Task: Write out the data word for word and drop any picture you find.

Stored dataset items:
# # #

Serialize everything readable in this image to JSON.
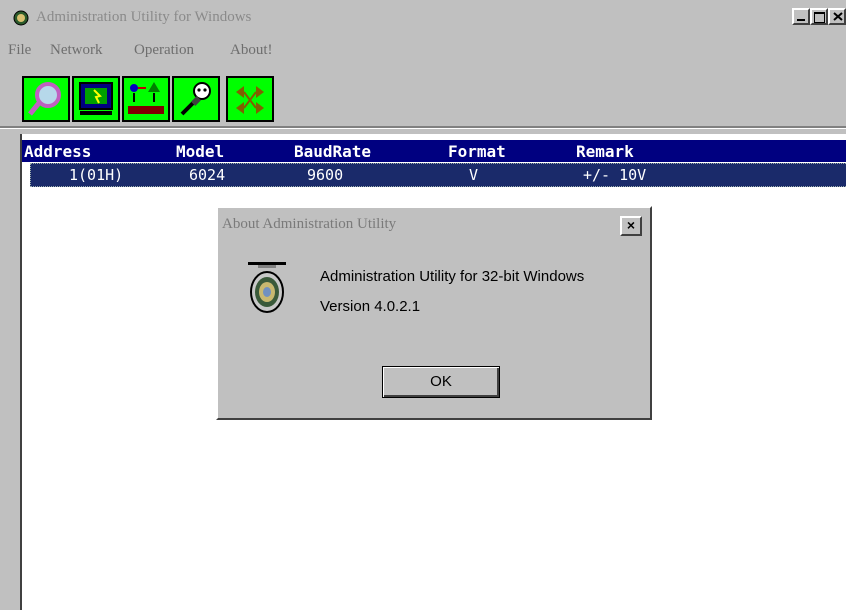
{
  "window": {
    "title": "Administration Utility for Windows"
  },
  "menu": [
    "File",
    "Network",
    "Operation",
    "About!"
  ],
  "toolbar": {
    "buttons": [
      "search-icon",
      "monitor-icon",
      "network-map-icon",
      "plug-icon",
      "arrows-icon"
    ]
  },
  "list": {
    "headers": [
      "Address",
      "Model",
      "BaudRate",
      "Format",
      "Remark"
    ],
    "rows": [
      [
        "1(01H)",
        "6024",
        "9600",
        "V",
        "+/- 10V"
      ]
    ]
  },
  "dialog": {
    "title": "About Administration Utility",
    "close_label": "×",
    "line1": "Administration Utility for 32-bit Windows",
    "line2": "Version 4.0.2.1",
    "ok_label": "OK"
  }
}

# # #

Result for this exercise:
Serialize everything readable in this image to JSON.
{
  "window": {
    "title": "Administration Utility for Windows"
  },
  "menu": [
    "File",
    "Network",
    "Operation",
    "About!"
  ],
  "toolbar": {
    "buttons": [
      "search-icon",
      "monitor-icon",
      "network-map-icon",
      "plug-icon",
      "arrows-icon"
    ]
  },
  "list": {
    "headers": [
      "Address",
      "Model",
      "BaudRate",
      "Format",
      "Remark"
    ],
    "rows": [
      [
        "1(01H)",
        "6024",
        "9600",
        "V",
        "+/- 10V"
      ]
    ]
  },
  "dialog": {
    "title": "About Administration Utility",
    "close_label": "×",
    "line1": "Administration Utility for 32-bit Windows",
    "line2": "Version 4.0.2.1",
    "ok_label": "OK"
  }
}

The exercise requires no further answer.